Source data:
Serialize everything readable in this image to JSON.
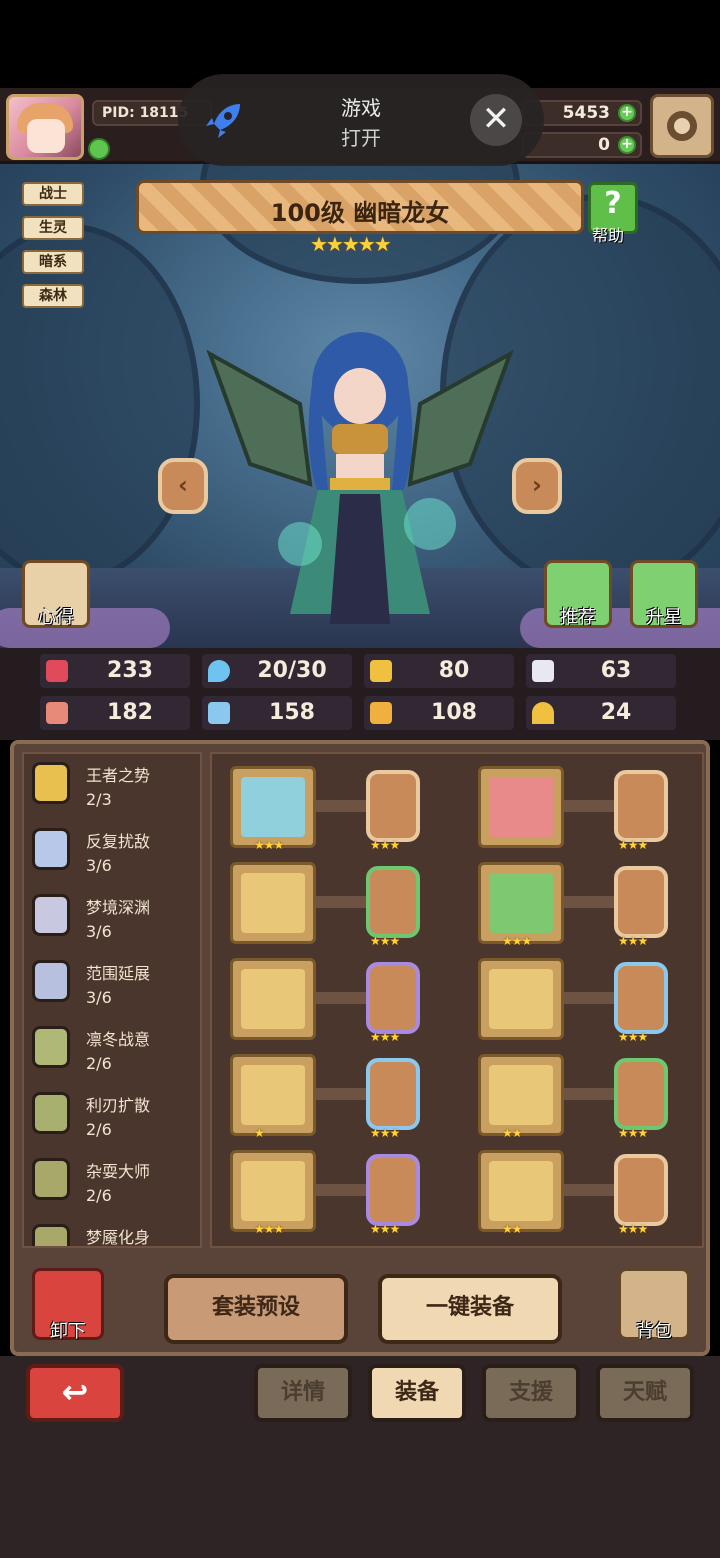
{
  "topbar": {
    "pid": "PID: 18115",
    "currency_gold": "5453",
    "currency_gem": "0",
    "plus_sign": "+"
  },
  "popup": {
    "title": "游戏",
    "subtitle": "打开",
    "close": "✕"
  },
  "hero": {
    "tags": [
      "战士",
      "生灵",
      "暗系",
      "森林"
    ],
    "name": "100级 幽暗龙女",
    "stars": "★★★★★",
    "help_label": "帮助",
    "left_arrow": "‹",
    "right_arrow": "›",
    "notes_label": "心得",
    "recommend_label": "推荐",
    "star_up_label": "升星"
  },
  "stats": [
    {
      "icon": "heart-icon",
      "value": "233",
      "color": "#e04a5a"
    },
    {
      "icon": "water-drop-icon",
      "value": "20/30",
      "color": "#6ec3f0"
    },
    {
      "icon": "shield-icon",
      "value": "80",
      "color": "#f0c040"
    },
    {
      "icon": "wing-icon",
      "value": "63",
      "color": "#e8e8f0"
    },
    {
      "icon": "fist-icon",
      "value": "182",
      "color": "#e88a7a"
    },
    {
      "icon": "book-icon",
      "value": "158",
      "color": "#8ac8f0"
    },
    {
      "icon": "scroll-icon",
      "value": "108",
      "color": "#f0b040"
    },
    {
      "icon": "horseshoe-icon",
      "value": "24",
      "color": "#f0c040"
    }
  ],
  "sets": [
    {
      "name": "王者之势",
      "progress": "2/3",
      "color": "#e8c050"
    },
    {
      "name": "反复扰敌",
      "progress": "3/6",
      "color": "#b8c8e8"
    },
    {
      "name": "梦境深渊",
      "progress": "3/6",
      "color": "#c8c8e0"
    },
    {
      "name": "范围延展",
      "progress": "3/6",
      "color": "#b8c0e0"
    },
    {
      "name": "凛冬战意",
      "progress": "2/6",
      "color": "#b0b878"
    },
    {
      "name": "利刃扩散",
      "progress": "2/6",
      "color": "#a8b070"
    },
    {
      "name": "杂耍大师",
      "progress": "2/6",
      "color": "#a8a868"
    },
    {
      "name": "梦魇化身",
      "progress": "",
      "color": "#a8a868"
    }
  ],
  "equipment": [
    {
      "slot": "sword",
      "stars": "★★★",
      "bg": "#8fd0dc",
      "rune_border": "#e8c9a0",
      "rune_stars": "★★★"
    },
    {
      "slot": "hat",
      "stars": "",
      "bg": "#e88a8a",
      "rune_border": "#e8c9a0",
      "rune_stars": "★★★"
    },
    {
      "slot": "shield",
      "stars": "",
      "bg": "#e8c878",
      "rune_border": "#6ec870",
      "rune_stars": "★★★"
    },
    {
      "slot": "cloak",
      "stars": "★★★",
      "bg": "#7ec870",
      "rune_border": "#e8c9a0",
      "rune_stars": "★★★"
    },
    {
      "slot": "necklace",
      "stars": "",
      "bg": "#e8c878",
      "rune_border": "#a88ae0",
      "rune_stars": "★★★"
    },
    {
      "slot": "armor",
      "stars": "",
      "bg": "#e8c878",
      "rune_border": "#8ac8f0",
      "rune_stars": "★★★"
    },
    {
      "slot": "wings",
      "stars": "★",
      "bg": "#e8c878",
      "rune_border": "#8ac8f0",
      "rune_stars": "★★★"
    },
    {
      "slot": "ring",
      "stars": "★★",
      "bg": "#e8c878",
      "rune_border": "#6ec870",
      "rune_stars": "★★★"
    },
    {
      "slot": "belt",
      "stars": "★★★",
      "bg": "#e8c878",
      "rune_border": "#a88ae0",
      "rune_stars": "★★★"
    },
    {
      "slot": "boots",
      "stars": "★★",
      "bg": "#e8c878",
      "rune_border": "#e8c9a0",
      "rune_stars": "★★★"
    }
  ],
  "actions": {
    "unequip_label": "卸下",
    "preset_label": "套装预设",
    "equip_all_label": "一键装备",
    "bag_label": "背包"
  },
  "tabs": [
    {
      "label": "详情",
      "active": false
    },
    {
      "label": "装备",
      "active": true
    },
    {
      "label": "支援",
      "active": false
    },
    {
      "label": "天赋",
      "active": false
    }
  ],
  "back_symbol": "↩"
}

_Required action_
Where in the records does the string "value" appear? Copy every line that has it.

_Your solution_
      "value": "233",
      "value": "20/30",
      "value": "80",
      "value": "63",
      "value": "182",
      "value": "158",
      "value": "108",
      "value": "24",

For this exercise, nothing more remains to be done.